The idea of creating your own business can feel like a dream. Setting your own hours, being your own boss and working in an industry you’re passionate about, what’s not to like?
While the upsides of creating a business are high, so are the downsides. Too many small businesses fail because their creators thought all they needed was an idea. In fact, getting a business up and running takes a lot more than a good idea. Here are a few things to take into account before taking the plunge:
Have a business plan
As the adage goes, if you fail to plan, you plan to fail. A good business plan will help you keep sight of long-term goals when things get hairy. The plan should include your ideal customers and why they should go to your business. What separates you from the competition?
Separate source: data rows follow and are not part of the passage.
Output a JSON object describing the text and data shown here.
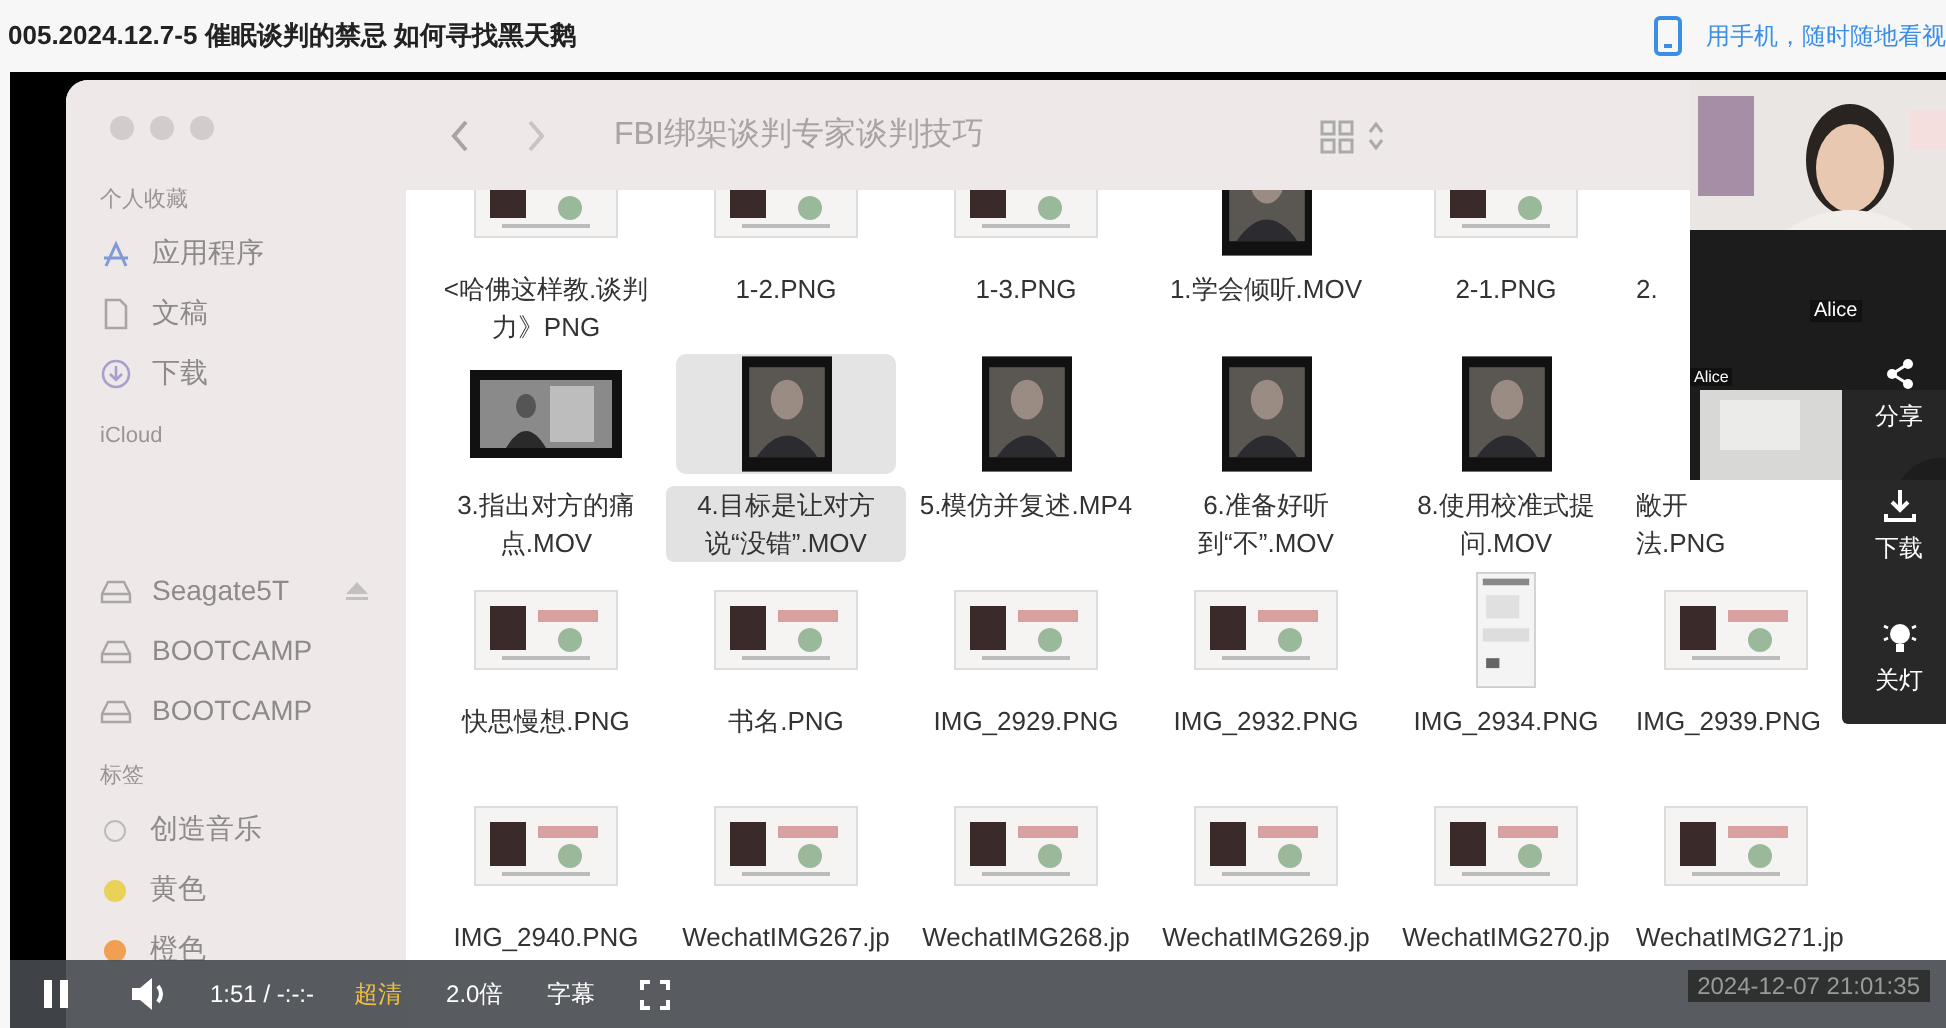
{
  "page": {
    "title": "005.2024.12.7-5 催眠谈判的禁忌 如何寻找黑天鹅",
    "mobile_link": "用手机，随时随地看视"
  },
  "finder": {
    "title": "FBI绑架谈判专家谈判技巧",
    "sidebar": [
      {
        "heading": "个人收藏",
        "items": [
          {
            "kind": "apps",
            "label": "应用程序"
          },
          {
            "kind": "doc",
            "label": "文稿"
          },
          {
            "kind": "download",
            "label": "下载"
          }
        ]
      },
      {
        "heading": "iCloud"
      },
      {
        "items": [
          {
            "kind": "disk",
            "label": "Seagate5T",
            "eject": true
          },
          {
            "kind": "disk",
            "label": "BOOTCAMP",
            "eject": false
          },
          {
            "kind": "disk",
            "label": "BOOTCAMP",
            "eject": false
          }
        ]
      },
      {
        "heading": "标签",
        "items": [
          {
            "kind": "tag",
            "label": "创造音乐"
          },
          {
            "kind": "tag",
            "label": "黄色",
            "color": "#e8d25a"
          },
          {
            "kind": "tag",
            "label": "橙色",
            "color": "#f0a050"
          }
        ]
      }
    ],
    "files": [
      {
        "name": "<哈佛这样教.谈判力》PNG",
        "selected": false
      },
      {
        "name": "1-2.PNG",
        "selected": false
      },
      {
        "name": "1-3.PNG",
        "selected": false
      },
      {
        "name": "1.学会倾听.MOV",
        "kind": "video",
        "selected": false
      },
      {
        "name": "2-1.PNG",
        "selected": false
      },
      {
        "name": "2.",
        "selected": false
      },
      {
        "name": "3.指出对方的痛点.MOV",
        "kind": "video_wide",
        "selected": false
      },
      {
        "name": "4.目标是让对方说“没错”.MOV",
        "kind": "video",
        "selected": true
      },
      {
        "name": "5.模仿并复述.MP4",
        "kind": "video",
        "selected": false
      },
      {
        "name": "6.准备好听到“不”.MOV",
        "kind": "video",
        "selected": false
      },
      {
        "name": "8.使用校准式提问.MOV",
        "kind": "video",
        "selected": false
      },
      {
        "name": "敞开法.PNG",
        "selected": false
      },
      {
        "name": "快思慢想.PNG",
        "selected": false
      },
      {
        "name": "书名.PNG",
        "selected": false
      },
      {
        "name": "IMG_2929.PNG",
        "selected": false
      },
      {
        "name": "IMG_2932.PNG",
        "selected": false
      },
      {
        "name": "IMG_2934.PNG",
        "kind": "image_tall",
        "selected": false
      },
      {
        "name": "IMG_2939.PNG",
        "selected": false
      },
      {
        "name": "IMG_2940.PNG",
        "selected": false
      },
      {
        "name": "WechatIMG267.jp",
        "selected": false
      },
      {
        "name": "WechatIMG268.jp",
        "selected": false
      },
      {
        "name": "WechatIMG269.jp",
        "selected": false
      },
      {
        "name": "WechatIMG270.jp",
        "selected": false
      },
      {
        "name": "WechatIMG271.jp",
        "selected": false
      }
    ]
  },
  "webcam": {
    "labels": [
      "Alice",
      "Alice"
    ]
  },
  "side_panel": [
    {
      "kind": "share",
      "label": "分享"
    },
    {
      "kind": "download",
      "label": "下载"
    },
    {
      "kind": "light",
      "label": "关灯"
    }
  ],
  "player": {
    "playing": true,
    "time": "1:51 / -:-:-",
    "quality": "超清",
    "speed": "2.0倍",
    "subtitles": "字幕"
  },
  "timestamp": "2024-12-07 21:01:35"
}
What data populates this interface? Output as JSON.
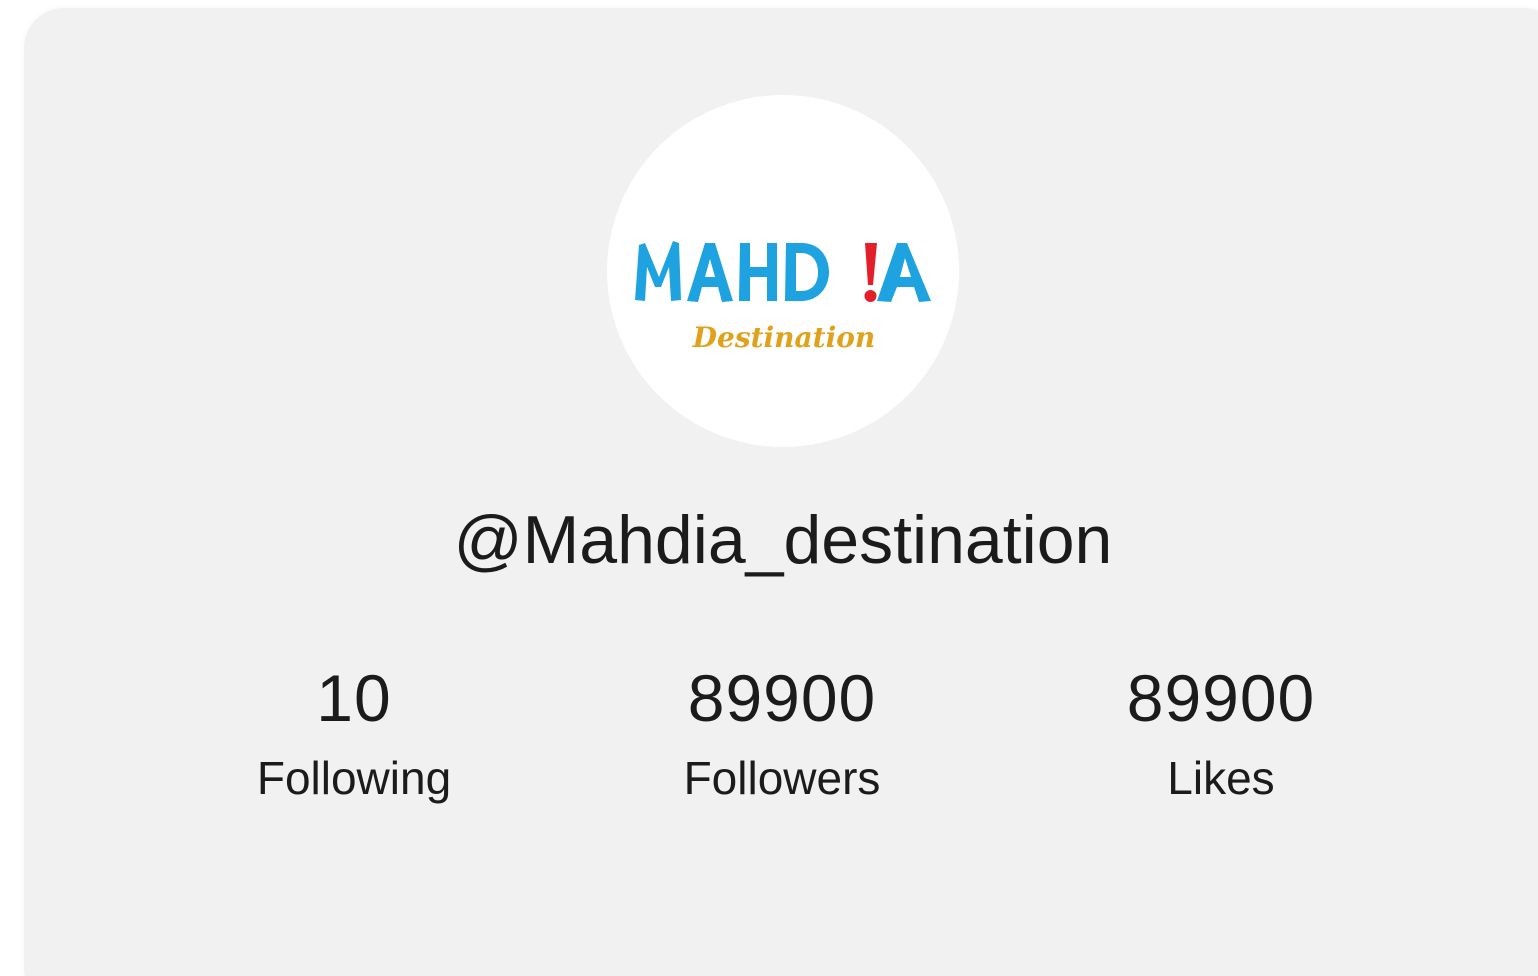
{
  "profile": {
    "avatar": {
      "logo_main": "MAHD!A",
      "logo_sub": "Destination",
      "colors": {
        "main": "#1ea3e0",
        "exclamation": "#e3202a",
        "sub": "#e0a21c"
      }
    },
    "handle": "@Mahdia_destination"
  },
  "stats": [
    {
      "value": "10",
      "label": "Following"
    },
    {
      "value": "89900",
      "label": "Followers"
    },
    {
      "value": "89900",
      "label": "Likes"
    }
  ],
  "colors": {
    "card_background": "#f1f1f1",
    "text": "#1b1b1b"
  }
}
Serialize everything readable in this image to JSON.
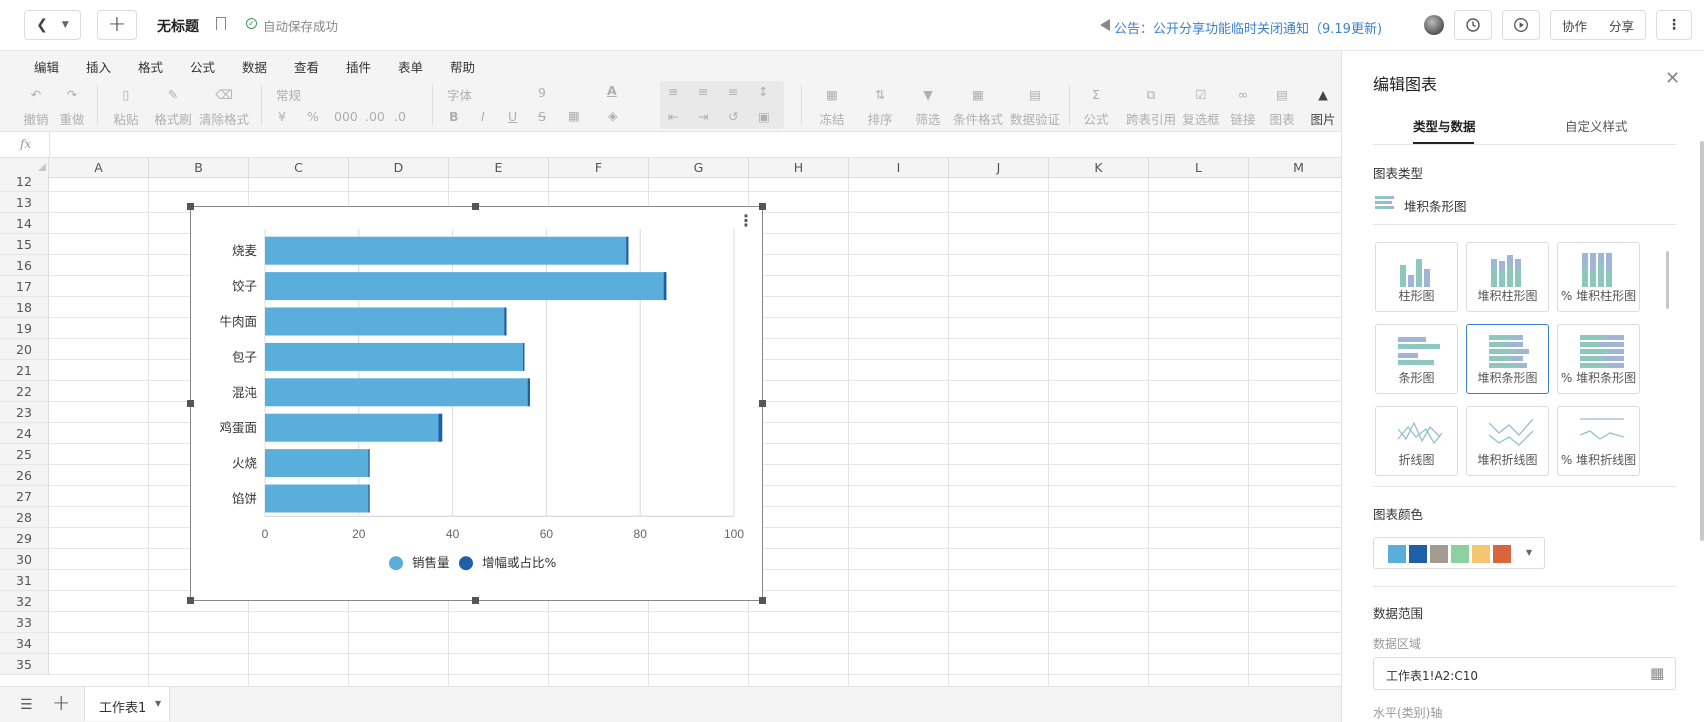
{
  "topbar": {
    "doc_title": "无标题",
    "autosave": "自动保存成功",
    "announcement": "公告：公开分享功能临时关闭通知（9.19更新)",
    "collab_label": "协作",
    "share_label": "分享"
  },
  "menu": [
    "编辑",
    "插入",
    "格式",
    "公式",
    "数据",
    "查看",
    "插件",
    "表单",
    "帮助"
  ],
  "toolbar": {
    "undo": "撤销",
    "redo": "重做",
    "paste": "粘贴",
    "format_painter": "格式刷",
    "clear_format": "清除格式",
    "number_format": "常规",
    "currency": "¥",
    "percent": "%",
    "thousands": "000",
    "dec_inc": ".00",
    "dec_dec": ".0",
    "font": "字体",
    "font_size": "9",
    "freeze": "冻结",
    "sort": "排序",
    "filter": "筛选",
    "cond_format": "条件格式",
    "data_validation": "数据验证",
    "formula": "公式",
    "cross_ref": "跨表引用",
    "checkbox": "复选框",
    "link": "链接",
    "chart": "图表",
    "image": "图片"
  },
  "formula_bar": {
    "fx": "fx",
    "value": ""
  },
  "grid": {
    "columns": [
      "A",
      "B",
      "C",
      "D",
      "E",
      "F",
      "G",
      "H",
      "I",
      "J",
      "K",
      "L",
      "M"
    ],
    "rows": [
      "12",
      "13",
      "14",
      "15",
      "16",
      "17",
      "18",
      "19",
      "20",
      "21",
      "22",
      "23",
      "24",
      "25",
      "26",
      "27",
      "28",
      "29",
      "30",
      "31",
      "32",
      "33",
      "34",
      "35"
    ]
  },
  "chart_data": {
    "type": "bar",
    "orientation": "horizontal",
    "stacked": true,
    "categories": [
      "烧麦",
      "饺子",
      "牛肉面",
      "包子",
      "混沌",
      "鸡蛋面",
      "火烧",
      "馅饼"
    ],
    "series": [
      {
        "name": "销售量",
        "values": [
          77,
          85,
          51,
          55,
          56,
          37,
          22,
          22
        ],
        "color": "#59aedb"
      },
      {
        "name": "增幅或占比%",
        "values": [
          0.5,
          0.6,
          0.5,
          0.2,
          0.5,
          0.8,
          0.2,
          0.2
        ],
        "color": "#1f5fa8"
      }
    ],
    "xlim": [
      0,
      100
    ],
    "xticks": [
      "0",
      "20",
      "40",
      "60",
      "80",
      "100"
    ],
    "grid": true,
    "legend": "bottom"
  },
  "bottombar": {
    "sheet_tab": "工作表1"
  },
  "panel": {
    "title": "编辑图表",
    "tab_type_data": "类型与数据",
    "tab_custom_style": "自定义样式",
    "chart_type_heading": "图表类型",
    "current_type": "堆积条形图",
    "types": [
      "柱形图",
      "堆积柱形图",
      "% 堆积柱形图",
      "条形图",
      "堆积条形图",
      "% 堆积条形图",
      "折线图",
      "堆积折线图",
      "% 堆积折线图"
    ],
    "chart_color_heading": "图表颜色",
    "palette": [
      "#59aedb",
      "#1f5fa8",
      "#a39a91",
      "#8ed1a0",
      "#f6c572",
      "#d9653f"
    ],
    "data_range_heading": "数据范围",
    "data_area_label": "数据区域",
    "data_area_value": "工作表1!A2:C10",
    "horizontal_axis_label": "水平(类别)轴"
  }
}
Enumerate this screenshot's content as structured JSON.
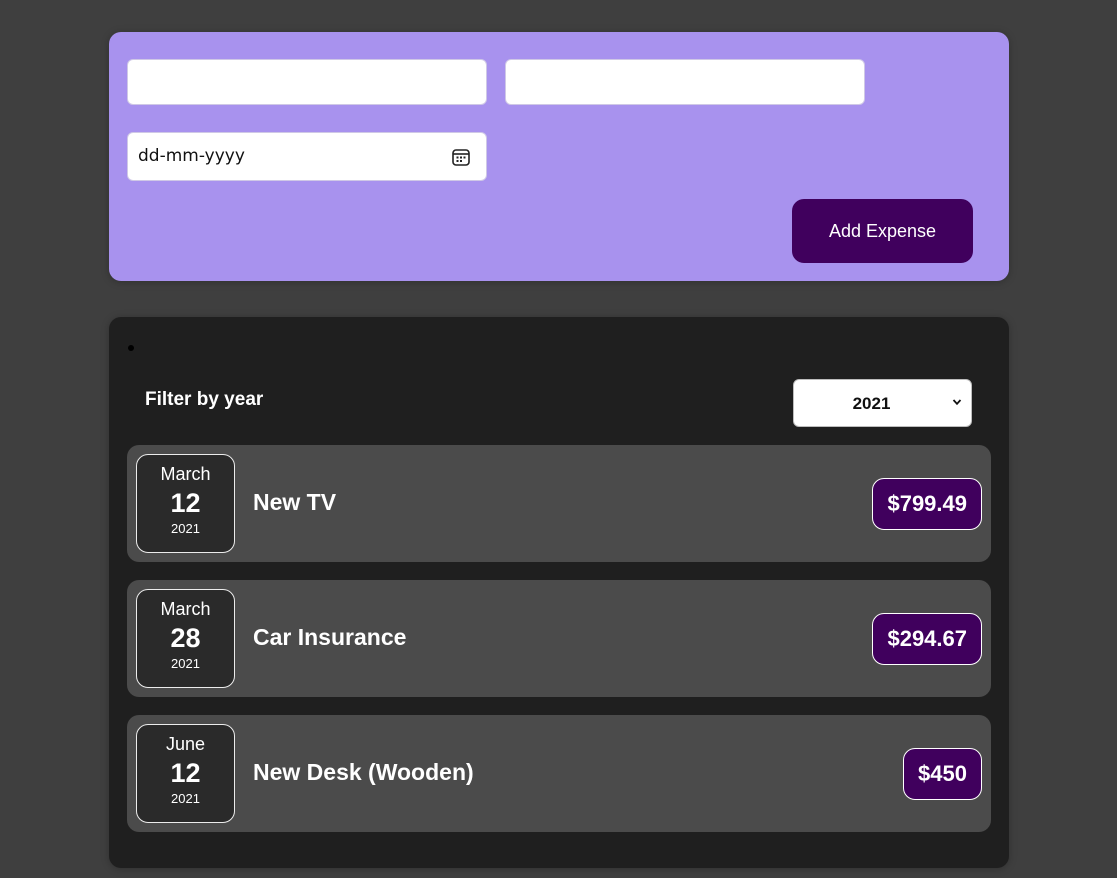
{
  "form": {
    "title_value": "",
    "amount_value": "",
    "date_placeholder": "dd-mm-yyyy",
    "add_button_label": "Add Expense"
  },
  "filter": {
    "label": "Filter by year",
    "selected_year": "2021"
  },
  "expenses": [
    {
      "month": "March",
      "day": "12",
      "year": "2021",
      "title": "New TV",
      "amount": "$799.49"
    },
    {
      "month": "March",
      "day": "28",
      "year": "2021",
      "title": "Car Insurance",
      "amount": "$294.67"
    },
    {
      "month": "June",
      "day": "12",
      "year": "2021",
      "title": "New Desk (Wooden)",
      "amount": "$450"
    }
  ],
  "icons": {
    "date_picker": "calendar-icon",
    "select_arrow": "chevron-down-icon"
  },
  "colors": {
    "page_background": "#3f3f3f",
    "form_background": "#a892ee",
    "button_background": "#40005d",
    "list_background": "#1f1f1f",
    "item_background": "#4b4b4b",
    "date_box_background": "#2a2a2a"
  }
}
The plan should also contain marketing strategies you intend to use, as well as what your competitors are doing. The plan doesn’t have to be too detailed, but more of a rough sketch of what you plan to do with your business. You’ll have time to fill in details later.
Find an identity
Make sure the name, logo and brand you intend on using aren’t trademarked. Look through the national trademark registry and do a Google search to double-check. A unique name does wonders for your business.
Do not just assume your brand or logo is new. Make sure to research all aspects of your business’s identity, and apply for trademarks as soon as possible to ensure you secure your identity.
Make a budget
In the beginning, money’s going to be tight. Your business will take many expenses before returning a profit. This means you will have to make (and stick to) a budget. Know what you can live without. You may consider working a part-time job while establishing your business.
It’s important to budget for unexpected expenses and be ready for emergencies. A detailed budget can help you avoid surprises and keep things running smoothly.
Daunting but doable
These are just a few of the things you need to consider when creating a business. While it may seem intimidating, it’s better to prepare for extra work and expenses than being taken by surprise.
If you have any questions about finding the best structure for a company or trademark issues, an experienced business attorney can help.